WHAT NEEDS TO BE DONE: Where "flag" appears in a line of the entries below, that line should be copied.

Interface dataset entries:
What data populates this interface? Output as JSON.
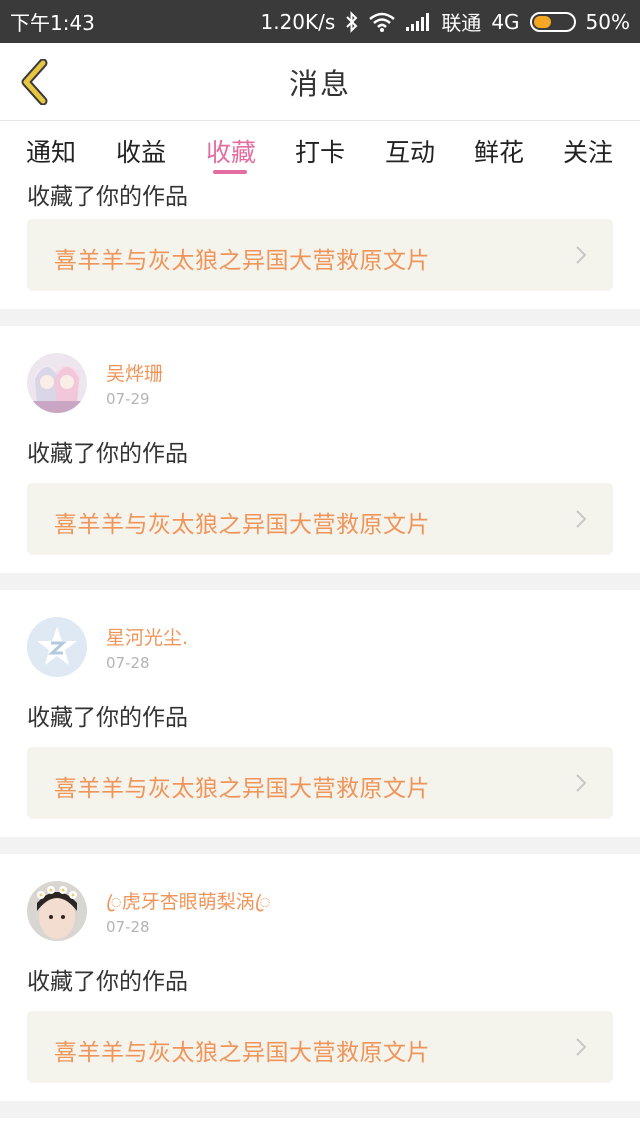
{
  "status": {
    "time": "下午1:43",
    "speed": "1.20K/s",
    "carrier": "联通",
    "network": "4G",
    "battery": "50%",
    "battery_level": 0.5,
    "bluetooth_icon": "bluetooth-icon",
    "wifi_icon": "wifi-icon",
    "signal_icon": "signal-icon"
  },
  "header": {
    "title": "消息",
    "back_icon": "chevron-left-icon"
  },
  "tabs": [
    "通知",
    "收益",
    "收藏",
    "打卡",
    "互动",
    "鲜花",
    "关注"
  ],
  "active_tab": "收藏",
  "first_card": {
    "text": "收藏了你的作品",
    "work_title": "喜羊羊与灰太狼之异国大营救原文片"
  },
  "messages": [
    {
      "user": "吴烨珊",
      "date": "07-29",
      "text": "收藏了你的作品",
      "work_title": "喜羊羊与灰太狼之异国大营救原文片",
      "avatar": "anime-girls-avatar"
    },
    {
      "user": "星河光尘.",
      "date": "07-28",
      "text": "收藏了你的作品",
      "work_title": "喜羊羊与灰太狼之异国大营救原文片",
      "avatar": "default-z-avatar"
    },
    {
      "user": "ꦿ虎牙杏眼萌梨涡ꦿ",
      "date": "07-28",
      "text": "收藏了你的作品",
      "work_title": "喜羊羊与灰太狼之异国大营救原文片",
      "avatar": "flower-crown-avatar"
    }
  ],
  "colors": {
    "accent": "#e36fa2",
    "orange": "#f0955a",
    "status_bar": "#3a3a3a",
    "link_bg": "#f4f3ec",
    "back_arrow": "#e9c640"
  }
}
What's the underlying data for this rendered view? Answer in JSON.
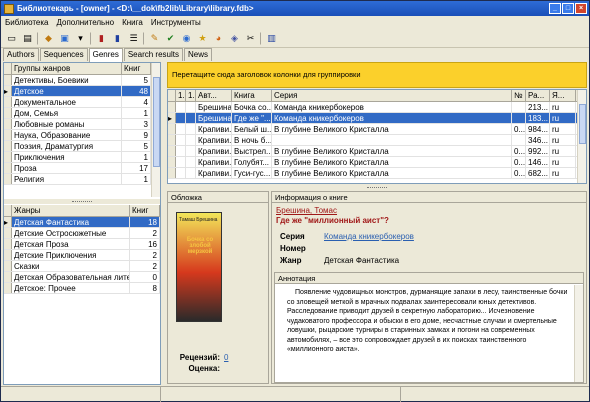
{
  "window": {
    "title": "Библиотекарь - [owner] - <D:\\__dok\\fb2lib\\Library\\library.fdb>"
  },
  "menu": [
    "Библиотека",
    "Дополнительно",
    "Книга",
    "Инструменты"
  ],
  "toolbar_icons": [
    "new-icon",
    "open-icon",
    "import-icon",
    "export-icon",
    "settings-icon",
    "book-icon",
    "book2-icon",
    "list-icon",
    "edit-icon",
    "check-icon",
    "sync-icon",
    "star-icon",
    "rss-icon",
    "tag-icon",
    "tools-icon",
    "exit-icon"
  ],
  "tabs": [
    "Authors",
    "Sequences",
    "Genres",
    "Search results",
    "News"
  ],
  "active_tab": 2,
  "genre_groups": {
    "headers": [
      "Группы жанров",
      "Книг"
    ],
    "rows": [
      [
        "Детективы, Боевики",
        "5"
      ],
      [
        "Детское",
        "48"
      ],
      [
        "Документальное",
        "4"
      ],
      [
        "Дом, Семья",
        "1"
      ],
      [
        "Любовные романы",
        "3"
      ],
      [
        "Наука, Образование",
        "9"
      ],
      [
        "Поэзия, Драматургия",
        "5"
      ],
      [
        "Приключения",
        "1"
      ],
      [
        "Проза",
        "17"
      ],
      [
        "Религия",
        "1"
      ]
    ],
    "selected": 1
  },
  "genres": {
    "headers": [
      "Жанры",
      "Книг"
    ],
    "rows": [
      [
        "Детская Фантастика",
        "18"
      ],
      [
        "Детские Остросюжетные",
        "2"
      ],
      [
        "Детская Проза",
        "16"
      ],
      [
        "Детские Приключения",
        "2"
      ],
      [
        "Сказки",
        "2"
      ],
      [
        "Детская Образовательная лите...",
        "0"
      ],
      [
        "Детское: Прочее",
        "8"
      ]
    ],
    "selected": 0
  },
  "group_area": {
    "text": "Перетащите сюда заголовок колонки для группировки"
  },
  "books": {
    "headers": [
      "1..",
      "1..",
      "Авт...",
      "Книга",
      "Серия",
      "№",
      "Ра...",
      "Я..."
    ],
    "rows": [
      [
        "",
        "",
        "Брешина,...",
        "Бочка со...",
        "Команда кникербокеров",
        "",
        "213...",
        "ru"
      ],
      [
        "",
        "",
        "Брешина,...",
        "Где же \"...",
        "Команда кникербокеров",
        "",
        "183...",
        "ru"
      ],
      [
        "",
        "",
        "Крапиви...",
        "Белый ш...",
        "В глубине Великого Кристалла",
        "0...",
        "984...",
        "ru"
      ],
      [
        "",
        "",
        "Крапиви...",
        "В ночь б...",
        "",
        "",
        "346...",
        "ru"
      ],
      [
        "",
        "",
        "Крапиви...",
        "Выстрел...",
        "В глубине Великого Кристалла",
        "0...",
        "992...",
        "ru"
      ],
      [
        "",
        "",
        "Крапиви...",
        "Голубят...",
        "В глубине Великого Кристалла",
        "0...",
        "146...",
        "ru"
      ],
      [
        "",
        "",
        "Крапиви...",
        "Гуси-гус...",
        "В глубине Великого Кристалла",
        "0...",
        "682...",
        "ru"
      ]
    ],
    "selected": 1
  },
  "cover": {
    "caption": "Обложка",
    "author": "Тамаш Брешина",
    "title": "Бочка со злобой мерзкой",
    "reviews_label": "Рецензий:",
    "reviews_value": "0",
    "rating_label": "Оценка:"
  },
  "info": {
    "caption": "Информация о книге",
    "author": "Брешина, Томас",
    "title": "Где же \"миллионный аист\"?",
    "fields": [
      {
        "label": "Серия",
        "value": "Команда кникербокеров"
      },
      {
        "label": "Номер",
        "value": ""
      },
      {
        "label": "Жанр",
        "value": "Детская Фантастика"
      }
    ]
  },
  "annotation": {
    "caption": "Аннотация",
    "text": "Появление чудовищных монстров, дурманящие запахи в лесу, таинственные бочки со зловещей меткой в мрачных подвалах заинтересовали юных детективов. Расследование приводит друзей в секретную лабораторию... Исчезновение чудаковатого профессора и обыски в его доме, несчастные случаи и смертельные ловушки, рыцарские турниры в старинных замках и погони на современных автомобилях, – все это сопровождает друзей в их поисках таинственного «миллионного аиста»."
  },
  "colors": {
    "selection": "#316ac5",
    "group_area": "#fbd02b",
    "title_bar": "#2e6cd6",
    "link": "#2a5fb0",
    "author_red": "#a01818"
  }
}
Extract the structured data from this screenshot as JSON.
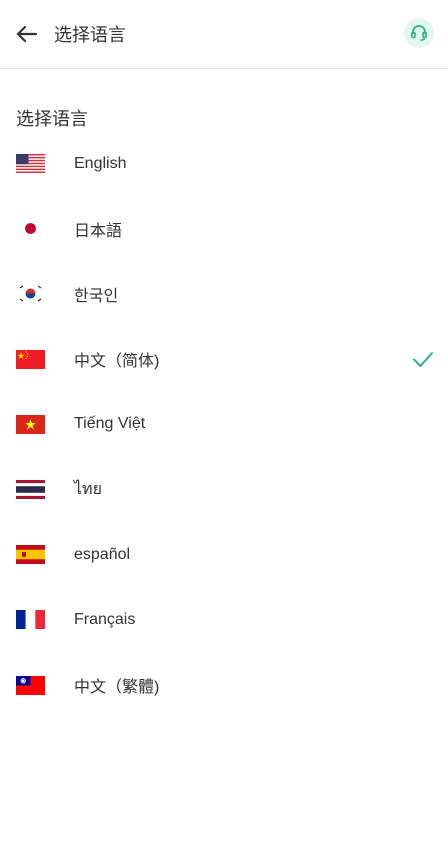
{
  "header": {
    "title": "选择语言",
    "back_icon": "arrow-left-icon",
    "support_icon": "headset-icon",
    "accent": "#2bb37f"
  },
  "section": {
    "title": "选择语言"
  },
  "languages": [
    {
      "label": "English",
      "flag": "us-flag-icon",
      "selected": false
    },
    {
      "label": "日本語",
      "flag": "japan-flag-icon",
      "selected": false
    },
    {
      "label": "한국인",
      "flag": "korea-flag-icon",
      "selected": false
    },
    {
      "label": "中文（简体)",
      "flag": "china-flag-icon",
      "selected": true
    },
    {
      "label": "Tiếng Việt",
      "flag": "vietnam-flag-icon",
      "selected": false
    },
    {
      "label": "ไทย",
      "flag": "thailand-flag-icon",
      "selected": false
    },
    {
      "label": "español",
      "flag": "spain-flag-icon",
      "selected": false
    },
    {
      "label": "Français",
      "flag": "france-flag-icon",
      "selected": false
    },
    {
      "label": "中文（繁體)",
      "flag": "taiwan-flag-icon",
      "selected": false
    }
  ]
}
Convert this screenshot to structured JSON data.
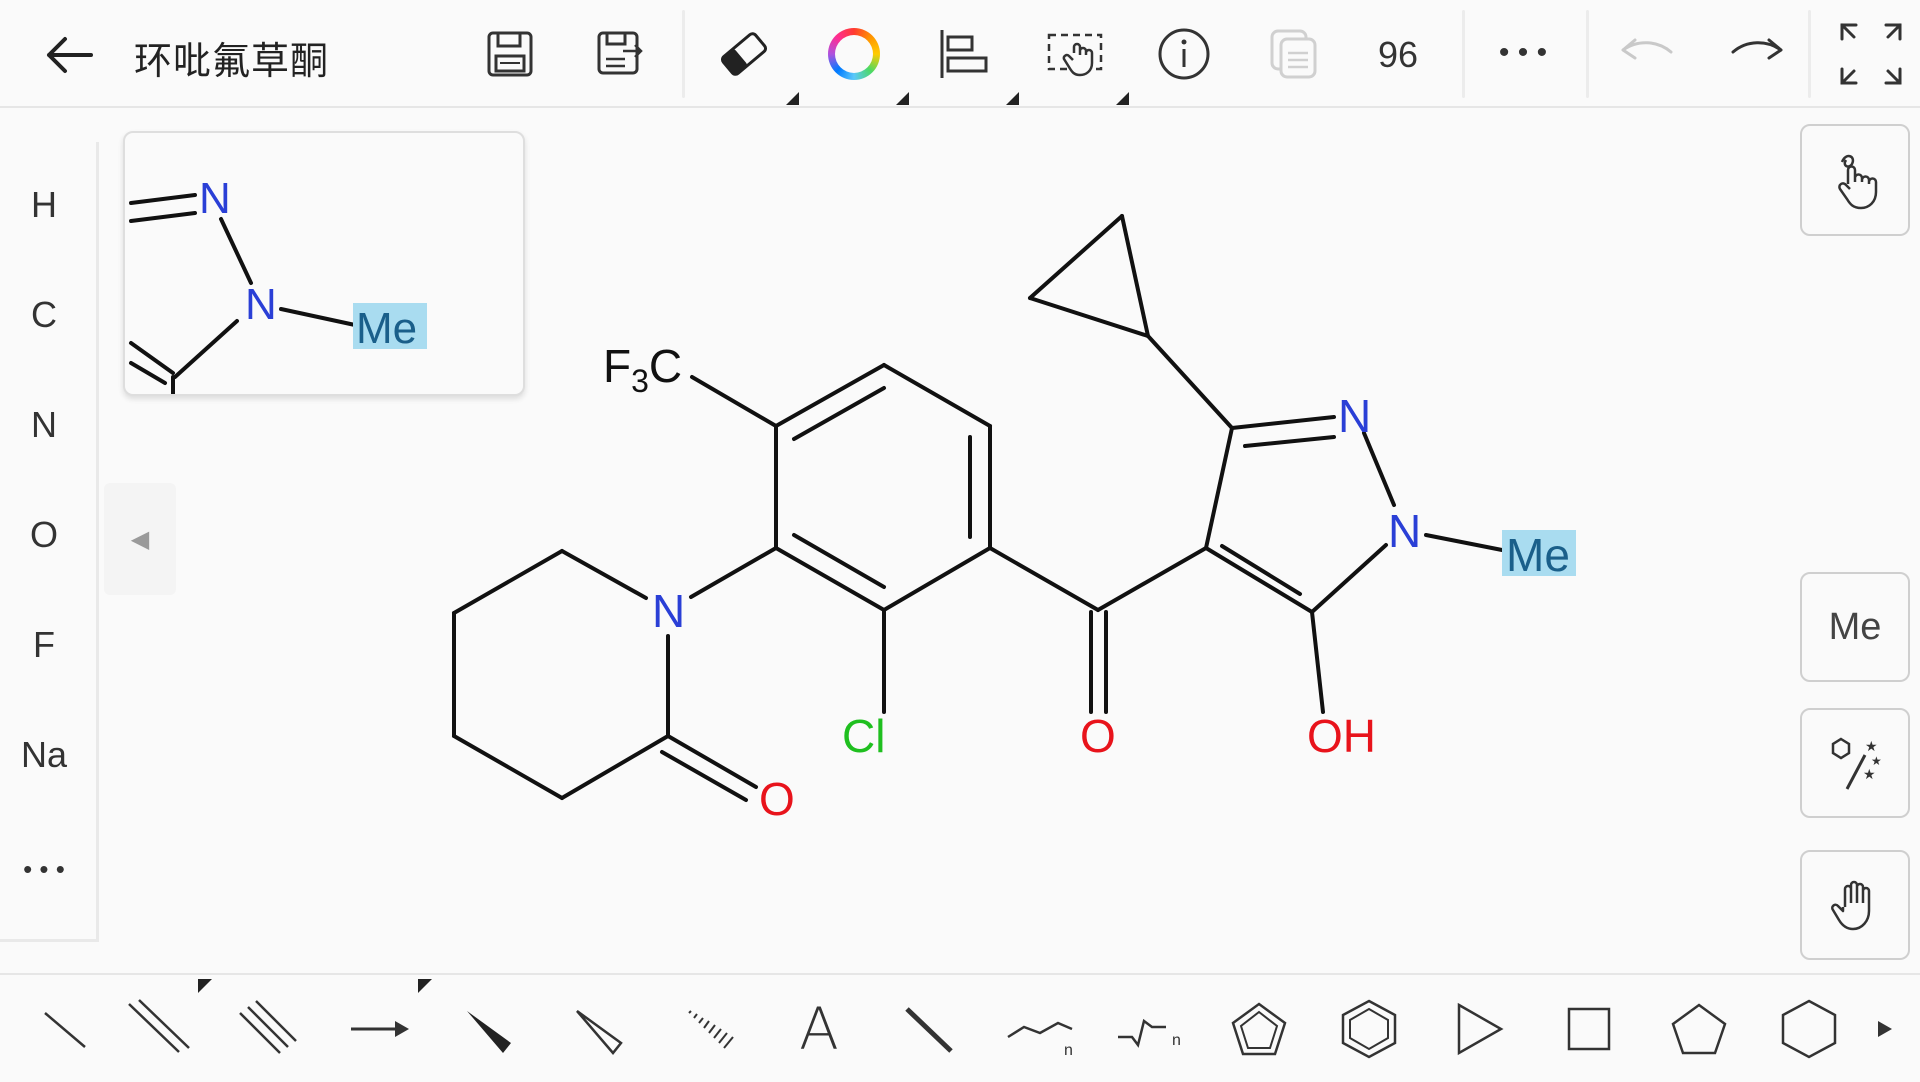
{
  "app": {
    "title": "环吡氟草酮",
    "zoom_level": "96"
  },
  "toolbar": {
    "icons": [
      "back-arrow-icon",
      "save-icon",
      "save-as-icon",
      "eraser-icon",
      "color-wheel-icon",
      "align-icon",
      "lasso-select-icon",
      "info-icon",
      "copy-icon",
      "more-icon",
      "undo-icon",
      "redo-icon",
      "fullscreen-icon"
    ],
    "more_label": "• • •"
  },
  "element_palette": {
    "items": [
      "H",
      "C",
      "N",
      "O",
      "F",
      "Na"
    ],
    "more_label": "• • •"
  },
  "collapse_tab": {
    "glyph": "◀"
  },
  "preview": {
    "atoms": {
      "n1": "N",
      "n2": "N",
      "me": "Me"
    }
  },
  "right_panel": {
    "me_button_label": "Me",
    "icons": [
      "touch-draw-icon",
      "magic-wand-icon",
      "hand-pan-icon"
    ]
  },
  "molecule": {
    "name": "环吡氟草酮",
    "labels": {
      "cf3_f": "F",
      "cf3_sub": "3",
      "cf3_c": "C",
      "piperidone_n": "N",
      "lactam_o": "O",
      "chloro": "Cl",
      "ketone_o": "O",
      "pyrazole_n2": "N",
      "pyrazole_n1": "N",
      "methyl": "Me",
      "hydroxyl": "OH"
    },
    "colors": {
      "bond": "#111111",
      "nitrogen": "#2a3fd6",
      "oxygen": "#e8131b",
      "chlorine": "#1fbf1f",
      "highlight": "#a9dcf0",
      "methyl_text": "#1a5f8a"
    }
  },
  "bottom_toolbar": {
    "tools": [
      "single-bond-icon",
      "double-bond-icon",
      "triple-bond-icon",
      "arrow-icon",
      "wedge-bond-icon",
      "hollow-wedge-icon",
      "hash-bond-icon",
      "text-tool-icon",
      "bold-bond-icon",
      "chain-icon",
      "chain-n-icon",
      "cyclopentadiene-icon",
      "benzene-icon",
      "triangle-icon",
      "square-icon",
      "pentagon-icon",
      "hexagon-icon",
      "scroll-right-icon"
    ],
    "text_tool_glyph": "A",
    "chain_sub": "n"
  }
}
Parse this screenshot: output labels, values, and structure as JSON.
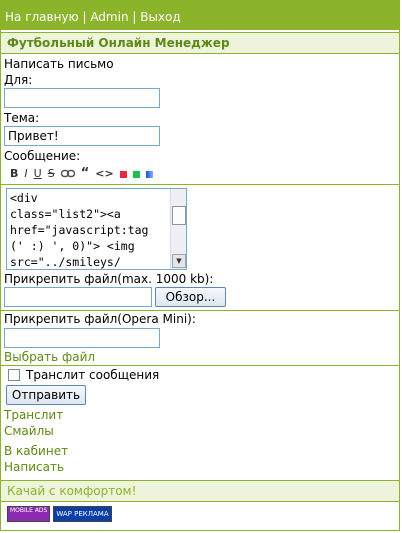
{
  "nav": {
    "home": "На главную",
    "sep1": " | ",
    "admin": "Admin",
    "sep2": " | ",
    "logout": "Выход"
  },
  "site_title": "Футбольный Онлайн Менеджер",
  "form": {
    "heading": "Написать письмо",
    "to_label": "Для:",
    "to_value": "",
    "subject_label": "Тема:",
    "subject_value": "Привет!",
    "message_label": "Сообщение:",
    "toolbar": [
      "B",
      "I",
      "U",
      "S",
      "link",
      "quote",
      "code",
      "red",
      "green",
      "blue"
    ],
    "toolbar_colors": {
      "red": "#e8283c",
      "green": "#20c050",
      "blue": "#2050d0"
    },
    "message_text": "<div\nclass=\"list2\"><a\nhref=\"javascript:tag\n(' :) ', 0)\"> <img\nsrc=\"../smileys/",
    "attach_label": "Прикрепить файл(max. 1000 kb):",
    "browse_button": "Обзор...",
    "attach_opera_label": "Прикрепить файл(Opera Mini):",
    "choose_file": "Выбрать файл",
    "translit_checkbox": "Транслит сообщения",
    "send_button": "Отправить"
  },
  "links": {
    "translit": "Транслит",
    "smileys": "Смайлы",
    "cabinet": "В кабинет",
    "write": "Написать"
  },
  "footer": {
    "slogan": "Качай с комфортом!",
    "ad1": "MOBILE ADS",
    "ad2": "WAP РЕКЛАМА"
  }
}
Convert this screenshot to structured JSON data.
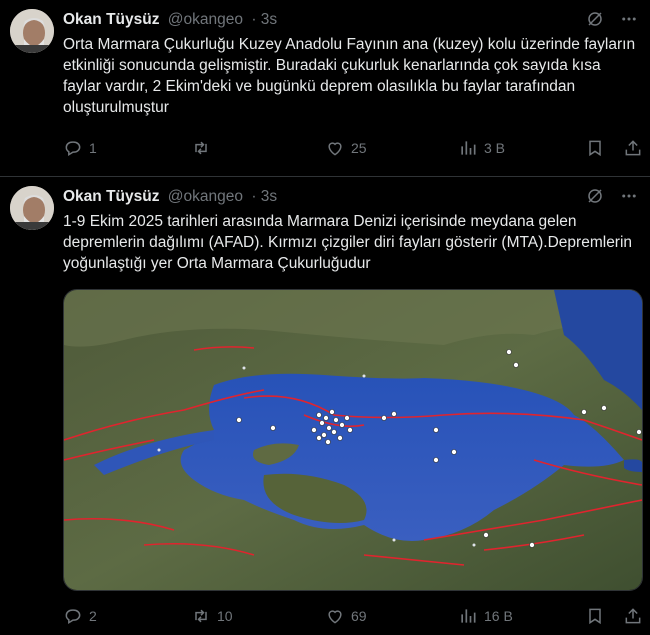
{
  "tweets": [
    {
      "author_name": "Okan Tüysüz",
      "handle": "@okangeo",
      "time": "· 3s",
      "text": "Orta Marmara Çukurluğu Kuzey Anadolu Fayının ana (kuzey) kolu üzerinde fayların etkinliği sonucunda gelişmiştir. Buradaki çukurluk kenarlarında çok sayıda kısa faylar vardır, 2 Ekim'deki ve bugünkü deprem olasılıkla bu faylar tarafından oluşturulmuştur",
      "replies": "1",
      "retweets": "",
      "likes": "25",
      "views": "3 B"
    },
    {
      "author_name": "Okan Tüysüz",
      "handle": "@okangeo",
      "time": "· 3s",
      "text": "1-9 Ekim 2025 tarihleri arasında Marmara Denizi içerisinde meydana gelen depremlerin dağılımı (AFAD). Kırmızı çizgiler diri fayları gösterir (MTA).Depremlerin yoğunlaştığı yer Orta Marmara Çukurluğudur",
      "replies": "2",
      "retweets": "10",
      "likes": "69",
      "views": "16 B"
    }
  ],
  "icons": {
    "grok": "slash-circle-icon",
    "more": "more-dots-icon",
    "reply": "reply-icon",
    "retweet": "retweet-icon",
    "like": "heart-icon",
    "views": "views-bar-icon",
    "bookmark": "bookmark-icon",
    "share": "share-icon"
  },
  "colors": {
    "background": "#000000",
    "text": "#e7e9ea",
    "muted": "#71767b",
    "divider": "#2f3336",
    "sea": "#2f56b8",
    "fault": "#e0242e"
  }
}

EXPECTED ANSWER:
      "flag": "us-flag-icon",
      "flag": "japan-flag-icon",
      "flag": "korea-flag-icon",
      "flag": "china-flag-icon",
      "flag": "vietnam-flag-icon",
      "flag": "thailand-flag-icon",
      "flag": "spain-flag-icon",
      "flag": "france-flag-icon",
      "flag": "taiwan-flag-icon",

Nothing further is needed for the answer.